Items from an interface collection:
#####

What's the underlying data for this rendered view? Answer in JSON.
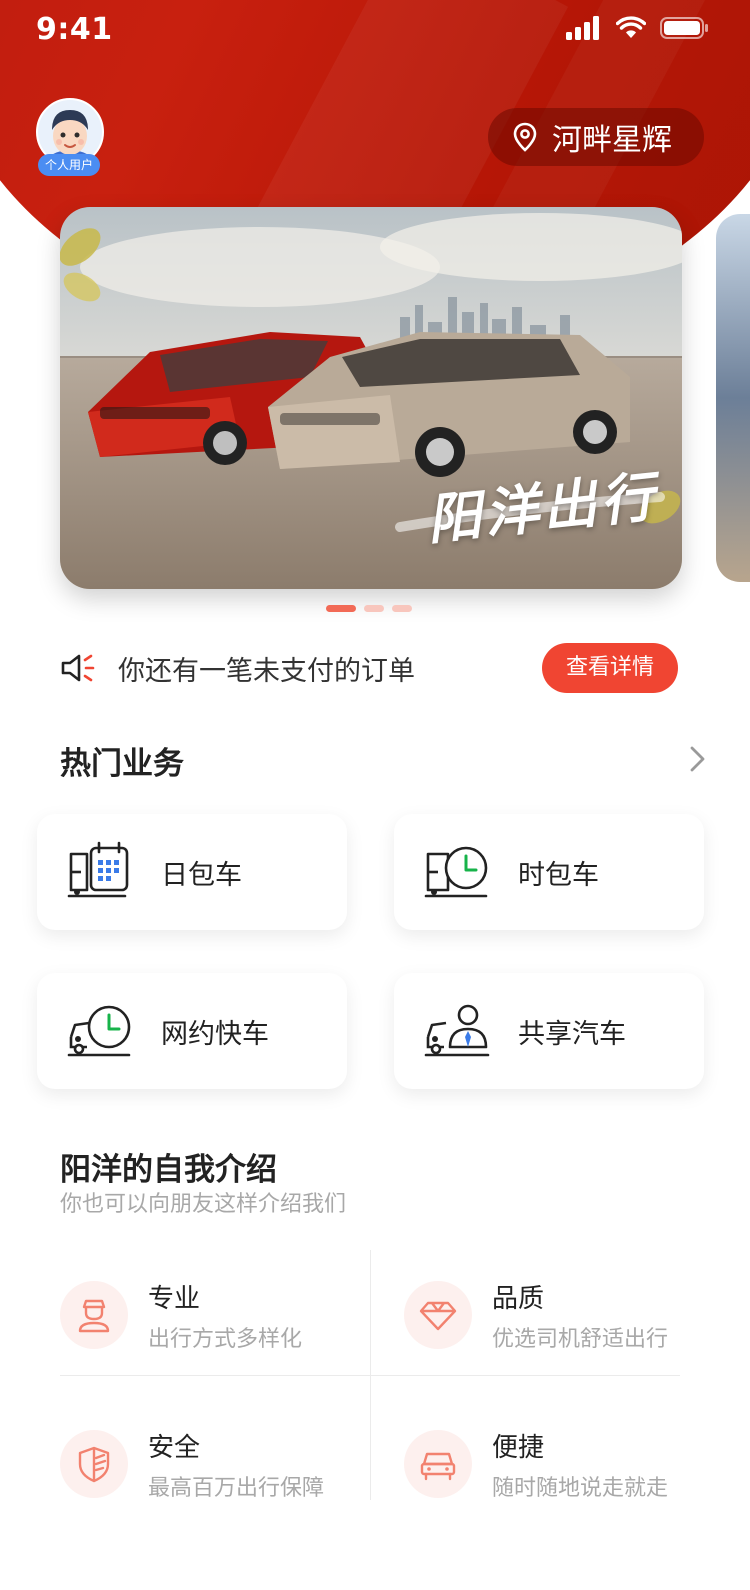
{
  "status_bar": {
    "time": "9:41"
  },
  "header": {
    "avatar_badge": "个人用户",
    "location": "河畔星辉"
  },
  "banner": {
    "title": "阳洋出行",
    "dot_count": 3,
    "active_index": 0
  },
  "notice": {
    "text": "你还有一笔未支付的订单",
    "button": "查看详情"
  },
  "hot_services": {
    "title": "热门业务",
    "items": [
      {
        "label": "日包车",
        "icon": "calendar-bus-icon"
      },
      {
        "label": "时包车",
        "icon": "clock-bus-icon"
      },
      {
        "label": "网约快车",
        "icon": "clock-car-icon"
      },
      {
        "label": "共享汽车",
        "icon": "driver-car-icon"
      }
    ]
  },
  "intro": {
    "title": "阳洋的自我介绍",
    "subtitle": "你也可以向朋友这样介绍我们",
    "features": [
      {
        "title": "专业",
        "desc": "出行方式多样化",
        "icon": "driver-icon"
      },
      {
        "title": "品质",
        "desc": "优选司机舒适出行",
        "icon": "diamond-icon"
      },
      {
        "title": "安全",
        "desc": "最高百万出行保障",
        "icon": "shield-icon"
      },
      {
        "title": "便捷",
        "desc": "随时随地说走就走",
        "icon": "car-front-icon"
      }
    ]
  },
  "colors": {
    "brand_red": "#c8200f",
    "accent": "#f04532",
    "icon_green": "#17b34a",
    "icon_blue": "#3a7be8",
    "feature_icon": "#f2826f"
  }
}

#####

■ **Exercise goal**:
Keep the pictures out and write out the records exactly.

■ **Task output**:
What's the underlying data for this rendered view? Answer in JSON.
{
  "status_bar": {
    "time": "9:41"
  },
  "header": {
    "avatar_badge": "个人用户",
    "location": "河畔星辉"
  },
  "banner": {
    "title": "阳洋出行",
    "dot_count": 3,
    "active_index": 0
  },
  "notice": {
    "text": "你还有一笔未支付的订单",
    "button": "查看详情"
  },
  "hot_services": {
    "title": "热门业务",
    "items": [
      {
        "label": "日包车",
        "icon": "calendar-bus-icon"
      },
      {
        "label": "时包车",
        "icon": "clock-bus-icon"
      },
      {
        "label": "网约快车",
        "icon": "clock-car-icon"
      },
      {
        "label": "共享汽车",
        "icon": "driver-car-icon"
      }
    ]
  },
  "intro": {
    "title": "阳洋的自我介绍",
    "subtitle": "你也可以向朋友这样介绍我们",
    "features": [
      {
        "title": "专业",
        "desc": "出行方式多样化",
        "icon": "driver-icon"
      },
      {
        "title": "品质",
        "desc": "优选司机舒适出行",
        "icon": "diamond-icon"
      },
      {
        "title": "安全",
        "desc": "最高百万出行保障",
        "icon": "shield-icon"
      },
      {
        "title": "便捷",
        "desc": "随时随地说走就走",
        "icon": "car-front-icon"
      }
    ]
  },
  "colors": {
    "brand_red": "#c8200f",
    "accent": "#f04532",
    "icon_green": "#17b34a",
    "icon_blue": "#3a7be8",
    "feature_icon": "#f2826f"
  }
}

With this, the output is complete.